Thursday, December 20, 2007
Is this Japan?
Pictured: a temple in Japan
by Robert Upland
Mariko Suzuki shivers as she teaches at a local Japanese
junior high school. She isn`t allowed to turn on the heater.
That costs money. The students bundle up as best they can
and try to concentrate on the lesson. It is difficult
to write kanji when your fingers are blue.
At a junior high school in Odawara, the children shiver.
The small stove heater in the room is not strong enough to
heat it. Several children will go to hospital that day
suffering from frostbite.
Mariko gazes out the window at the expanse of dirt where
the children play. A grass
field too, costs money it should be assumed.
Yet this spartan existence is touted by the government
as building strength and sacrifice in Japanese youth.
I see it as short changing the people who will be the
future of this country.
It is interesting that in one of the richest nations
of the world, the conditions
one finds at times for students and teachers, smacks
of less advantaged nations like
Further, it is notable what our politicians choose
to spend our tax money on. Routinely it would seem,
the banks of rivers are cemented. Police are paid to

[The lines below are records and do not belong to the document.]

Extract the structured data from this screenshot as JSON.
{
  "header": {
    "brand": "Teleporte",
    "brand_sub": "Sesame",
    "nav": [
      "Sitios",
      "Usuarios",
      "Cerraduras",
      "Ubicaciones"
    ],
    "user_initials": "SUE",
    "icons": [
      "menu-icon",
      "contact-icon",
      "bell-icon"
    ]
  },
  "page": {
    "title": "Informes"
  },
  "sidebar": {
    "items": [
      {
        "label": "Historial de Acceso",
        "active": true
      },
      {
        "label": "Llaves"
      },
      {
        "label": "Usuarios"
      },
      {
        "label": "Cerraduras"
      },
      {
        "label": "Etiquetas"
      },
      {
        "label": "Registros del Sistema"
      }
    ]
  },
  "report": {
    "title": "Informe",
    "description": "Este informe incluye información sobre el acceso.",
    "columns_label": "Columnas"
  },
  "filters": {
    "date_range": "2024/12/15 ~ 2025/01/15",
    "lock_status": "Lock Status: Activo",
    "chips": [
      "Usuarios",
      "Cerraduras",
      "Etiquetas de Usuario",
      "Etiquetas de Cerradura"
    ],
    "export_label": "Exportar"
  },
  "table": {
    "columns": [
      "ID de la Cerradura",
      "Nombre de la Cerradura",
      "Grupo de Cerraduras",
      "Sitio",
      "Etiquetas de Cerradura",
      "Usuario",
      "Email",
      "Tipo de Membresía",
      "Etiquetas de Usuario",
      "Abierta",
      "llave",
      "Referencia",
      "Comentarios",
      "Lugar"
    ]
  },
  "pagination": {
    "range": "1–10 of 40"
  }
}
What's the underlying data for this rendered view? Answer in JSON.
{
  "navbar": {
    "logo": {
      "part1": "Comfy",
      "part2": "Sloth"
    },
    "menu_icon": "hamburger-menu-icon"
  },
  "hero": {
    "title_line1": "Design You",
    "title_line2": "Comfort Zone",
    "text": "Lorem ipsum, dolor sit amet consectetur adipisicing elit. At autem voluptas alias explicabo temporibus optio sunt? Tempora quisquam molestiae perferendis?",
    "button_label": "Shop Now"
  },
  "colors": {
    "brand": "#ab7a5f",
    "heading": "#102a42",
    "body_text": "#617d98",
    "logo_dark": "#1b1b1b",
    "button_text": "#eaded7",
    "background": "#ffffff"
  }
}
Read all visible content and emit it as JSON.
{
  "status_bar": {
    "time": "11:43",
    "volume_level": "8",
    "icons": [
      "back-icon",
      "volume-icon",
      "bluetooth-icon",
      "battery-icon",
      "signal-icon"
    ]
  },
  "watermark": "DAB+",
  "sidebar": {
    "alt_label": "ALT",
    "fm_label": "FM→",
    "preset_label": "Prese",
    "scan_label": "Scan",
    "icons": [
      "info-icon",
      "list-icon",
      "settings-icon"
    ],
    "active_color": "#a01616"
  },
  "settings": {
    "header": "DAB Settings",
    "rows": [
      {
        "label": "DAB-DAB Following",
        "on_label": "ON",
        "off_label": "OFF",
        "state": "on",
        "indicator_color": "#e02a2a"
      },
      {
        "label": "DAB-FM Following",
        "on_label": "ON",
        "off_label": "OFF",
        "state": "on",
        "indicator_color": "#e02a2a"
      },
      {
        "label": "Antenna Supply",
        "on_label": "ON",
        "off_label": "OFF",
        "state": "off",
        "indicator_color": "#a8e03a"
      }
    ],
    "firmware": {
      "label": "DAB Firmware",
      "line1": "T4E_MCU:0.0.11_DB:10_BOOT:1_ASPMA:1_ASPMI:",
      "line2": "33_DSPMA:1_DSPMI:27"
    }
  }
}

stop motorists for seatbelt violations, but not to stop
the motor cycle gangs known as the bosozoku, who routinely
terrorize and endanger the populous by their
actions. (Note: See our other article about bosozoku,
"The Tribes of Midnight," also at Japan Living)
Japan routinely places in the top ten in military
spending amongst nations. She is often in the top 6
and a large exporter of weapons as well. Again, what
this says to us is arms are more important than our youth.
Of course you will never hear a Japanese politician
actually say this,...
but actions do speak louder than words.